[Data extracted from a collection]
---------------

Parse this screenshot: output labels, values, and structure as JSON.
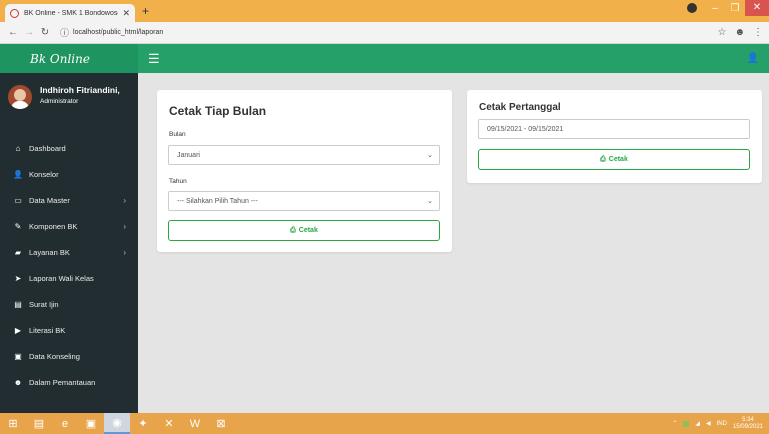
{
  "browser": {
    "tab_title": "BK Online - SMK 1 Bondowoso",
    "url": "localhost/public_html/laporan"
  },
  "app": {
    "brand": "Bk Online"
  },
  "user": {
    "name": "Indhiroh Fitriandini,",
    "role": "Administrator"
  },
  "sidebar": {
    "items": [
      {
        "label": "Dashboard",
        "icon": "home-icon",
        "glyph": "⌂",
        "has_arrow": false
      },
      {
        "label": "Konselor",
        "icon": "user-icon",
        "glyph": "👤",
        "has_arrow": false
      },
      {
        "label": "Data Master",
        "icon": "monitor-icon",
        "glyph": "▭",
        "has_arrow": true
      },
      {
        "label": "Komponen BK",
        "icon": "edit-icon",
        "glyph": "✎",
        "has_arrow": true
      },
      {
        "label": "Layanan BK",
        "icon": "book-icon",
        "glyph": "▰",
        "has_arrow": true
      },
      {
        "label": "Laporan Wali Kelas",
        "icon": "send-icon",
        "glyph": "➤",
        "has_arrow": false
      },
      {
        "label": "Surat Ijin",
        "icon": "file-icon",
        "glyph": "▤",
        "has_arrow": false
      },
      {
        "label": "Literasi BK",
        "icon": "video-icon",
        "glyph": "▶",
        "has_arrow": false
      },
      {
        "label": "Data Konseling",
        "icon": "briefcase-icon",
        "glyph": "▣",
        "has_arrow": false
      },
      {
        "label": "Dalam Pemantauan",
        "icon": "users-icon",
        "glyph": "☻",
        "has_arrow": false
      }
    ]
  },
  "monthly": {
    "title": "Cetak Tiap Bulan",
    "bulan_label": "Bulan",
    "bulan_value": "Januari",
    "tahun_label": "Tahun",
    "tahun_placeholder": "--- Silahkan Pilih Tahun ---",
    "button": "Cetak"
  },
  "daterange": {
    "title": "Cetak Pertanggal",
    "value": "09/15/2021 - 09/15/2021",
    "button": "Cetak"
  },
  "taskbar": {
    "lang": "IND",
    "time": "5:34",
    "date": "15/09/2021"
  },
  "colors": {
    "header": "#26a069",
    "sidebar": "#222d32",
    "button_outline": "#28a745",
    "titlebar": "#f2b04a"
  }
}
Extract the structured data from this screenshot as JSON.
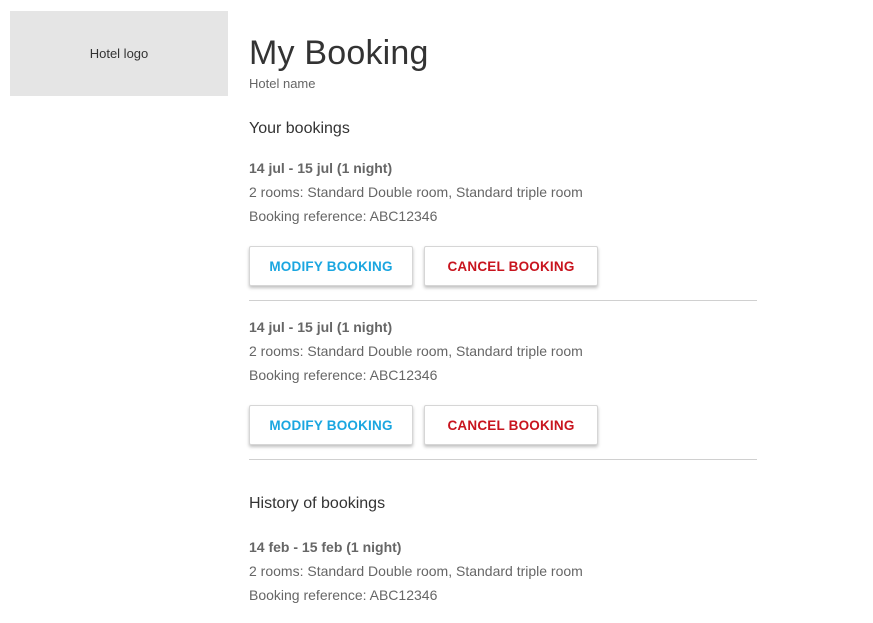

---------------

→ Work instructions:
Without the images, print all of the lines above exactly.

→ Solution to this problem:
Parse this screenshot: output labels, values, and structure as JSON.
{
  "browser": {
    "tab_title": "BK Online - SMK 1 Bondowoso",
    "url": "localhost/public_html/laporan"
  },
  "app": {
    "brand": "Bk Online"
  },
  "user": {
    "name": "Indhiroh Fitriandini,",
    "role": "Administrator"
  },
  "sidebar": {
    "items": [
      {
        "label": "Dashboard",
        "icon": "home-icon",
        "glyph": "⌂",
        "has_arrow": false
      },
      {
        "label": "Konselor",
        "icon": "user-icon",
        "glyph": "👤",
        "has_arrow": false
      },
      {
        "label": "Data Master",
        "icon": "monitor-icon",
        "glyph": "▭",
        "has_arrow": true
      },
      {
        "label": "Komponen BK",
        "icon": "edit-icon",
        "glyph": "✎",
        "has_arrow": true
      },
      {
        "label": "Layanan BK",
        "icon": "book-icon",
        "glyph": "▰",
        "has_arrow": true
      },
      {
        "label": "Laporan Wali Kelas",
        "icon": "send-icon",
        "glyph": "➤",
        "has_arrow": false
      },
      {
        "label": "Surat Ijin",
        "icon": "file-icon",
        "glyph": "▤",
        "has_arrow": false
      },
      {
        "label": "Literasi BK",
        "icon": "video-icon",
        "glyph": "▶",
        "has_arrow": false
      },
      {
        "label": "Data Konseling",
        "icon": "briefcase-icon",
        "glyph": "▣",
        "has_arrow": false
      },
      {
        "label": "Dalam Pemantauan",
        "icon": "users-icon",
        "glyph": "☻",
        "has_arrow": false
      }
    ]
  },
  "monthly": {
    "title": "Cetak Tiap Bulan",
    "bulan_label": "Bulan",
    "bulan_value": "Januari",
    "tahun_label": "Tahun",
    "tahun_placeholder": "--- Silahkan Pilih Tahun ---",
    "button": "Cetak"
  },
  "daterange": {
    "title": "Cetak Pertanggal",
    "value": "09/15/2021 - 09/15/2021",
    "button": "Cetak"
  },
  "taskbar": {
    "lang": "IND",
    "time": "5:34",
    "date": "15/09/2021"
  },
  "colors": {
    "header": "#26a069",
    "sidebar": "#222d32",
    "button_outline": "#28a745",
    "titlebar": "#f2b04a"
  }
}
Extract the structured data from this screenshot as JSON.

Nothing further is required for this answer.